TASK DETAILS
Search the data for "true". Return each matching line.

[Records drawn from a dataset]
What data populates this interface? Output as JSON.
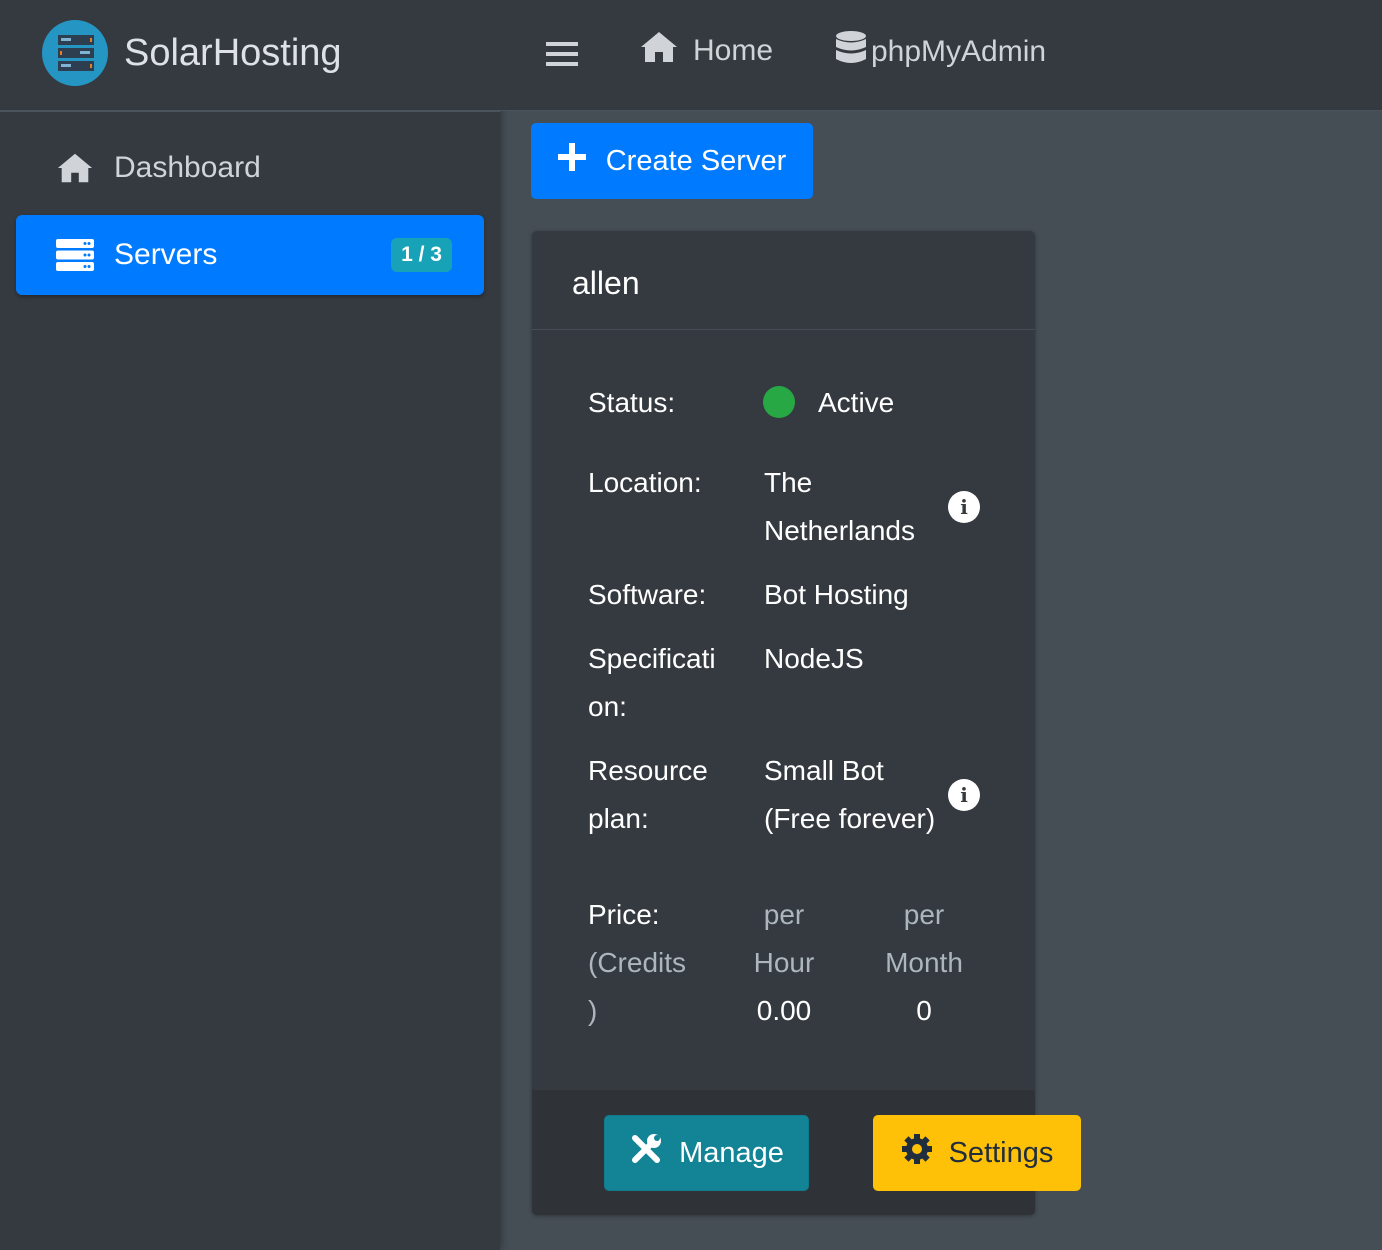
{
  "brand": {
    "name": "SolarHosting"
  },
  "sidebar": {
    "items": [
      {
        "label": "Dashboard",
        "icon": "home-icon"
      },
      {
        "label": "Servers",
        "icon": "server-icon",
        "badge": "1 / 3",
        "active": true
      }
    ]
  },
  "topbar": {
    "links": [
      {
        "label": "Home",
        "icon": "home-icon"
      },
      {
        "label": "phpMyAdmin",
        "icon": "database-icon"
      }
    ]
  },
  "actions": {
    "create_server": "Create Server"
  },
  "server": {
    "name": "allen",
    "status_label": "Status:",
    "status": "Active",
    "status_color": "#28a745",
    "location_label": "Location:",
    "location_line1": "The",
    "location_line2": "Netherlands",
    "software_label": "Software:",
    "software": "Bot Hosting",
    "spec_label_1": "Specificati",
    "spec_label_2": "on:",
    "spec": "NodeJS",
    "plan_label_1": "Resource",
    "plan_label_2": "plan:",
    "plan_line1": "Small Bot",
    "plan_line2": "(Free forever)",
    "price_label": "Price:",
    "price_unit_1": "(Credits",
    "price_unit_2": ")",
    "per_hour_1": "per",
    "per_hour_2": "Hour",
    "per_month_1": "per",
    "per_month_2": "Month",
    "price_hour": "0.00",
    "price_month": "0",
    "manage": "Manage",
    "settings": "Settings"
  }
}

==

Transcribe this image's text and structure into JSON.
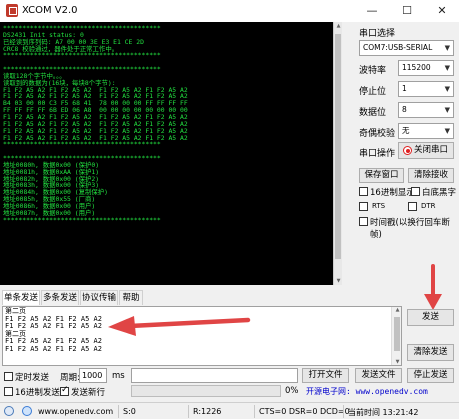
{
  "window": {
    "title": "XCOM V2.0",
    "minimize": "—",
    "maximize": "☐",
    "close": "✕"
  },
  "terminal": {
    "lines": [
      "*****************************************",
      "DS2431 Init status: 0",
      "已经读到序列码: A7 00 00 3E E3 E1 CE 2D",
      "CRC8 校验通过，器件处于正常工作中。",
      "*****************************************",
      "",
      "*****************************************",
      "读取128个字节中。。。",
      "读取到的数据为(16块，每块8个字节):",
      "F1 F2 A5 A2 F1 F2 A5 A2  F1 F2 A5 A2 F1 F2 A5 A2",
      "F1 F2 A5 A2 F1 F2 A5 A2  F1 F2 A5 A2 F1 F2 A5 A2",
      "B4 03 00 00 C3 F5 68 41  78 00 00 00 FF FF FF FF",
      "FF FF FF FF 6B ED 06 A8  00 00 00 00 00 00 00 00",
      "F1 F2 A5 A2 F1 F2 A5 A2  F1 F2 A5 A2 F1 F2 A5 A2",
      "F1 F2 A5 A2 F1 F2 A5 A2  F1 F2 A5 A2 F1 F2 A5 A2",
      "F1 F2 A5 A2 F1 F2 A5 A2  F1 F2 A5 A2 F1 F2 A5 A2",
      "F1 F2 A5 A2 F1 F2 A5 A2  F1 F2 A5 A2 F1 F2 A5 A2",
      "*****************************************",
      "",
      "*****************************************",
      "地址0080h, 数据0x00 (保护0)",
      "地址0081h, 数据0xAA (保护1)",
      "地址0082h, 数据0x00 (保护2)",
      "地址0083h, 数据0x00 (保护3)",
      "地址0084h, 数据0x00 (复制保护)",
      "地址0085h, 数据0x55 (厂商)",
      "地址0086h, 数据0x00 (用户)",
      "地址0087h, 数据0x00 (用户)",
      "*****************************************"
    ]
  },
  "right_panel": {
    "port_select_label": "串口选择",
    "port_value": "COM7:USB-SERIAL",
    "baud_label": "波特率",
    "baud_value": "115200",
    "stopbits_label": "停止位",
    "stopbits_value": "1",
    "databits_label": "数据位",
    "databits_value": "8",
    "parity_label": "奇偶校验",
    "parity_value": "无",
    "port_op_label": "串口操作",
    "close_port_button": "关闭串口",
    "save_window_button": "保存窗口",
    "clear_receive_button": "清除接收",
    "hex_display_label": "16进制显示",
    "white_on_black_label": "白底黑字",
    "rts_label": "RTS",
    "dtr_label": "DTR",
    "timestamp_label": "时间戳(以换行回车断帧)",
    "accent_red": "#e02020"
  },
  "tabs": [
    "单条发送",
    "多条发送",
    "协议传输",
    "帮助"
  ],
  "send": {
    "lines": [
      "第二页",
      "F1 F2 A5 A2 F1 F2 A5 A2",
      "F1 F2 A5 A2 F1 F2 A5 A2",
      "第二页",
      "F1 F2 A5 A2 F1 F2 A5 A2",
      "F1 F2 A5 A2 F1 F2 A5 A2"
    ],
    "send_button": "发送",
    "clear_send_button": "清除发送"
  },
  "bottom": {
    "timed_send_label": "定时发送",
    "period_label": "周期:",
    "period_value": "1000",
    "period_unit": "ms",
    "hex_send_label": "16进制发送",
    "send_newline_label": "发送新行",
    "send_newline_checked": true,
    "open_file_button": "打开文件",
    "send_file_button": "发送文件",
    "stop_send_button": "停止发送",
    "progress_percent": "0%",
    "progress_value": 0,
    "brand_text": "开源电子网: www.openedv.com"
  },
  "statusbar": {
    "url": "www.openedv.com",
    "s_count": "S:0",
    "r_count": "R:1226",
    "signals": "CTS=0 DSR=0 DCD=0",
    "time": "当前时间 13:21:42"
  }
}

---

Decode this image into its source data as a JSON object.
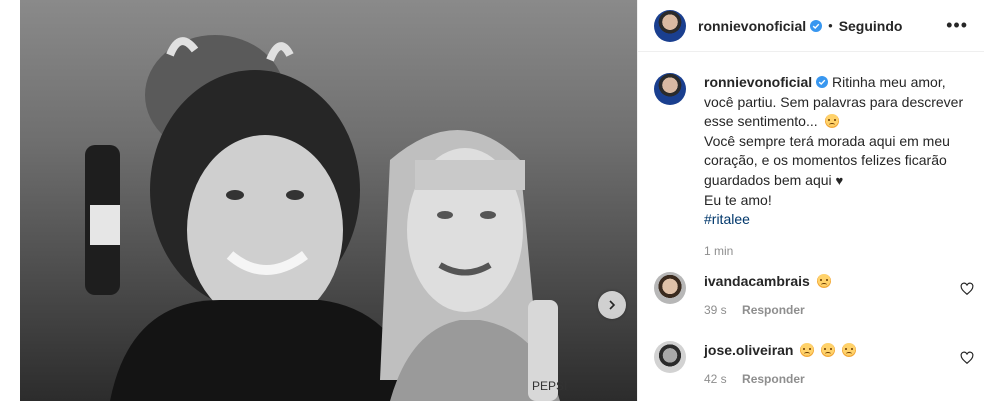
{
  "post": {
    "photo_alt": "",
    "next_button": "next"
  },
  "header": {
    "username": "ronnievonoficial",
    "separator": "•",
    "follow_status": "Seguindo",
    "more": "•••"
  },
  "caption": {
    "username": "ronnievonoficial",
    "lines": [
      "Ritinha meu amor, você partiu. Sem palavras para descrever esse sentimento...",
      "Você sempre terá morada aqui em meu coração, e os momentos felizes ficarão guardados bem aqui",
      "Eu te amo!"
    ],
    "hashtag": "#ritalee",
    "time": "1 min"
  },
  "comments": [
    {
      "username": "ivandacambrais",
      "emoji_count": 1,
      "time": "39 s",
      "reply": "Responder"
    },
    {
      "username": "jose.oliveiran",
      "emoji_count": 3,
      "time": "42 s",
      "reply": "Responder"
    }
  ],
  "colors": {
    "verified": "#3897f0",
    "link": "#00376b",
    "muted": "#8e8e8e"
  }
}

EXERCISE RESULT
        "active": true
    "send_newline_checked": true,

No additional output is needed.